(Records from a dataset)
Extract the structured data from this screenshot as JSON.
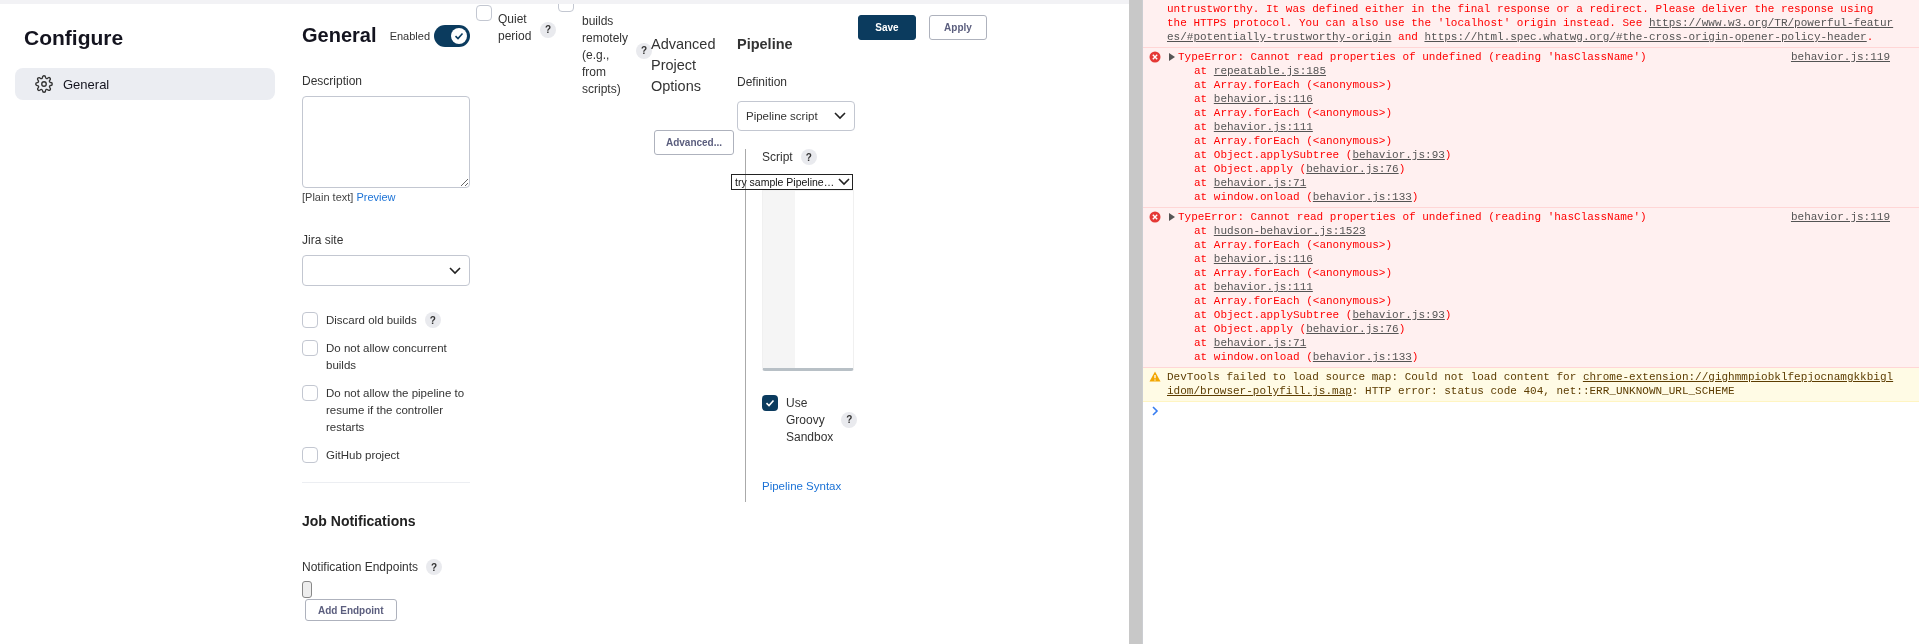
{
  "sidebar": {
    "title": "Configure",
    "items": [
      {
        "label": "General",
        "selected": true
      }
    ]
  },
  "general": {
    "heading": "General",
    "enabled": {
      "label": "Enabled",
      "on": true
    },
    "description_label": "Description",
    "format_note": "[Plain text]",
    "preview_link": "Preview",
    "jira_label": "Jira site",
    "options": [
      {
        "label": "Discard old builds",
        "checked": false,
        "help": "?"
      },
      {
        "label": "Do not allow concurrent builds",
        "checked": false
      },
      {
        "label": "Do not allow the pipeline to resume if the controller restarts",
        "checked": false
      },
      {
        "label": "GitHub project",
        "checked": false
      }
    ]
  },
  "job_notifications": {
    "heading": "Job Notifications",
    "endpoints_label": "Notification Endpoints",
    "help": "?",
    "add_button": "Add Endpoint"
  },
  "triggers": [
    {
      "label": "Quiet period",
      "checked": false,
      "help": "?"
    },
    {
      "label": "builds remotely (e.g., from scripts)",
      "checked": false,
      "help": "?"
    }
  ],
  "advanced": {
    "heading": "Advanced Project Options",
    "button": "Advanced..."
  },
  "pipeline": {
    "heading": "Pipeline",
    "definition_label": "Definition",
    "definition_value": "Pipeline script",
    "script_label": "Script",
    "script_help": "?",
    "sample_select": "try sample Pipeline…",
    "sandbox": {
      "label": "Use Groovy Sandbox",
      "checked": true,
      "help": "?"
    },
    "syntax_link": "Pipeline Syntax"
  },
  "actions": [
    {
      "label": "Save",
      "kind": "primary"
    },
    {
      "label": "Apply",
      "kind": "secondary"
    }
  ],
  "console": {
    "messages": [
      {
        "kind": "error",
        "icon": false,
        "lines": [
          [
            {
              "text": "untrustworthy. It was defined either in the final response or a redirect. Please deliver the response using"
            }
          ],
          [
            {
              "text": "the HTTPS protocol. You can also use the 'localhost' origin instead. See "
            },
            {
              "text": "https://www.w3.org/TR/powerful-featur",
              "link": true
            }
          ],
          [
            {
              "text": "es/#potentially-trustworthy-origin",
              "link": true
            },
            {
              "text": " and "
            },
            {
              "text": "https://html.spec.whatwg.org/#the-cross-origin-opener-policy-header",
              "link": true
            },
            {
              "text": "."
            }
          ]
        ]
      },
      {
        "kind": "error",
        "icon": true,
        "summary": "TypeError: Cannot read properties of undefined (reading 'hasClassName')",
        "source": "behavior.js:119",
        "stack": [
          [
            {
              "text": "at "
            },
            {
              "text": "repeatable.js:185",
              "link": true
            }
          ],
          [
            {
              "text": "at Array.forEach (<anonymous>)"
            }
          ],
          [
            {
              "text": "at "
            },
            {
              "text": "behavior.js:116",
              "link": true
            }
          ],
          [
            {
              "text": "at Array.forEach (<anonymous>)"
            }
          ],
          [
            {
              "text": "at "
            },
            {
              "text": "behavior.js:111",
              "link": true
            }
          ],
          [
            {
              "text": "at Array.forEach (<anonymous>)"
            }
          ],
          [
            {
              "text": "at Object.applySubtree ("
            },
            {
              "text": "behavior.js:93",
              "link": true
            },
            {
              "text": ")"
            }
          ],
          [
            {
              "text": "at Object.apply ("
            },
            {
              "text": "behavior.js:76",
              "link": true
            },
            {
              "text": ")"
            }
          ],
          [
            {
              "text": "at "
            },
            {
              "text": "behavior.js:71",
              "link": true
            }
          ],
          [
            {
              "text": "at window.onload ("
            },
            {
              "text": "behavior.js:133",
              "link": true
            },
            {
              "text": ")"
            }
          ]
        ]
      },
      {
        "kind": "error",
        "icon": true,
        "summary": "TypeError: Cannot read properties of undefined (reading 'hasClassName')",
        "source": "behavior.js:119",
        "stack": [
          [
            {
              "text": "at "
            },
            {
              "text": "hudson-behavior.js:1523",
              "link": true
            }
          ],
          [
            {
              "text": "at Array.forEach (<anonymous>)"
            }
          ],
          [
            {
              "text": "at "
            },
            {
              "text": "behavior.js:116",
              "link": true
            }
          ],
          [
            {
              "text": "at Array.forEach (<anonymous>)"
            }
          ],
          [
            {
              "text": "at "
            },
            {
              "text": "behavior.js:111",
              "link": true
            }
          ],
          [
            {
              "text": "at Array.forEach (<anonymous>)"
            }
          ],
          [
            {
              "text": "at Object.applySubtree ("
            },
            {
              "text": "behavior.js:93",
              "link": true
            },
            {
              "text": ")"
            }
          ],
          [
            {
              "text": "at Object.apply ("
            },
            {
              "text": "behavior.js:76",
              "link": true
            },
            {
              "text": ")"
            }
          ],
          [
            {
              "text": "at "
            },
            {
              "text": "behavior.js:71",
              "link": true
            }
          ],
          [
            {
              "text": "at window.onload ("
            },
            {
              "text": "behavior.js:133",
              "link": true
            },
            {
              "text": ")"
            }
          ]
        ]
      },
      {
        "kind": "warning",
        "icon": true,
        "lines": [
          [
            {
              "text": "DevTools failed to load source map: Could not load content for "
            },
            {
              "text": "chrome-extension://gighmmpiobklfepjocnamgkkbigl",
              "link": true
            }
          ],
          [
            {
              "text": "idom/browser-polyfill.js.map",
              "link": true
            },
            {
              "text": ": HTTP error: status code 404, net::ERR_UNKNOWN_URL_SCHEME"
            }
          ]
        ]
      }
    ]
  }
}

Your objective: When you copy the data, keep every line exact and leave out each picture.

Your solution:
Extract the structured data from this screenshot as JSON.
{
  "sidebar": {
    "title": "Configure",
    "items": [
      {
        "label": "General",
        "selected": true
      }
    ]
  },
  "general": {
    "heading": "General",
    "enabled": {
      "label": "Enabled",
      "on": true
    },
    "description_label": "Description",
    "format_note": "[Plain text]",
    "preview_link": "Preview",
    "jira_label": "Jira site",
    "options": [
      {
        "label": "Discard old builds",
        "checked": false,
        "help": "?"
      },
      {
        "label": "Do not allow concurrent builds",
        "checked": false
      },
      {
        "label": "Do not allow the pipeline to resume if the controller restarts",
        "checked": false
      },
      {
        "label": "GitHub project",
        "checked": false
      }
    ]
  },
  "job_notifications": {
    "heading": "Job Notifications",
    "endpoints_label": "Notification Endpoints",
    "help": "?",
    "add_button": "Add Endpoint"
  },
  "triggers": [
    {
      "label": "Quiet period",
      "checked": false,
      "help": "?"
    },
    {
      "label": "builds remotely (e.g., from scripts)",
      "checked": false,
      "help": "?"
    }
  ],
  "advanced": {
    "heading": "Advanced Project Options",
    "button": "Advanced..."
  },
  "pipeline": {
    "heading": "Pipeline",
    "definition_label": "Definition",
    "definition_value": "Pipeline script",
    "script_label": "Script",
    "script_help": "?",
    "sample_select": "try sample Pipeline…",
    "sandbox": {
      "label": "Use Groovy Sandbox",
      "checked": true,
      "help": "?"
    },
    "syntax_link": "Pipeline Syntax"
  },
  "actions": [
    {
      "label": "Save",
      "kind": "primary"
    },
    {
      "label": "Apply",
      "kind": "secondary"
    }
  ],
  "console": {
    "messages": [
      {
        "kind": "error",
        "icon": false,
        "lines": [
          [
            {
              "text": "untrustworthy. It was defined either in the final response or a redirect. Please deliver the response using"
            }
          ],
          [
            {
              "text": "the HTTPS protocol. You can also use the 'localhost' origin instead. See "
            },
            {
              "text": "https://www.w3.org/TR/powerful-featur",
              "link": true
            }
          ],
          [
            {
              "text": "es/#potentially-trustworthy-origin",
              "link": true
            },
            {
              "text": " and "
            },
            {
              "text": "https://html.spec.whatwg.org/#the-cross-origin-opener-policy-header",
              "link": true
            },
            {
              "text": "."
            }
          ]
        ]
      },
      {
        "kind": "error",
        "icon": true,
        "summary": "TypeError: Cannot read properties of undefined (reading 'hasClassName')",
        "source": "behavior.js:119",
        "stack": [
          [
            {
              "text": "at "
            },
            {
              "text": "repeatable.js:185",
              "link": true
            }
          ],
          [
            {
              "text": "at Array.forEach (<anonymous>)"
            }
          ],
          [
            {
              "text": "at "
            },
            {
              "text": "behavior.js:116",
              "link": true
            }
          ],
          [
            {
              "text": "at Array.forEach (<anonymous>)"
            }
          ],
          [
            {
              "text": "at "
            },
            {
              "text": "behavior.js:111",
              "link": true
            }
          ],
          [
            {
              "text": "at Array.forEach (<anonymous>)"
            }
          ],
          [
            {
              "text": "at Object.applySubtree ("
            },
            {
              "text": "behavior.js:93",
              "link": true
            },
            {
              "text": ")"
            }
          ],
          [
            {
              "text": "at Object.apply ("
            },
            {
              "text": "behavior.js:76",
              "link": true
            },
            {
              "text": ")"
            }
          ],
          [
            {
              "text": "at "
            },
            {
              "text": "behavior.js:71",
              "link": true
            }
          ],
          [
            {
              "text": "at window.onload ("
            },
            {
              "text": "behavior.js:133",
              "link": true
            },
            {
              "text": ")"
            }
          ]
        ]
      },
      {
        "kind": "error",
        "icon": true,
        "summary": "TypeError: Cannot read properties of undefined (reading 'hasClassName')",
        "source": "behavior.js:119",
        "stack": [
          [
            {
              "text": "at "
            },
            {
              "text": "hudson-behavior.js:1523",
              "link": true
            }
          ],
          [
            {
              "text": "at Array.forEach (<anonymous>)"
            }
          ],
          [
            {
              "text": "at "
            },
            {
              "text": "behavior.js:116",
              "link": true
            }
          ],
          [
            {
              "text": "at Array.forEach (<anonymous>)"
            }
          ],
          [
            {
              "text": "at "
            },
            {
              "text": "behavior.js:111",
              "link": true
            }
          ],
          [
            {
              "text": "at Array.forEach (<anonymous>)"
            }
          ],
          [
            {
              "text": "at Object.applySubtree ("
            },
            {
              "text": "behavior.js:93",
              "link": true
            },
            {
              "text": ")"
            }
          ],
          [
            {
              "text": "at Object.apply ("
            },
            {
              "text": "behavior.js:76",
              "link": true
            },
            {
              "text": ")"
            }
          ],
          [
            {
              "text": "at "
            },
            {
              "text": "behavior.js:71",
              "link": true
            }
          ],
          [
            {
              "text": "at window.onload ("
            },
            {
              "text": "behavior.js:133",
              "link": true
            },
            {
              "text": ")"
            }
          ]
        ]
      },
      {
        "kind": "warning",
        "icon": true,
        "lines": [
          [
            {
              "text": "DevTools failed to load source map: Could not load content for "
            },
            {
              "text": "chrome-extension://gighmmpiobklfepjocnamgkkbigl",
              "link": true
            }
          ],
          [
            {
              "text": "idom/browser-polyfill.js.map",
              "link": true
            },
            {
              "text": ": HTTP error: status code 404, net::ERR_UNKNOWN_URL_SCHEME"
            }
          ]
        ]
      }
    ]
  }
}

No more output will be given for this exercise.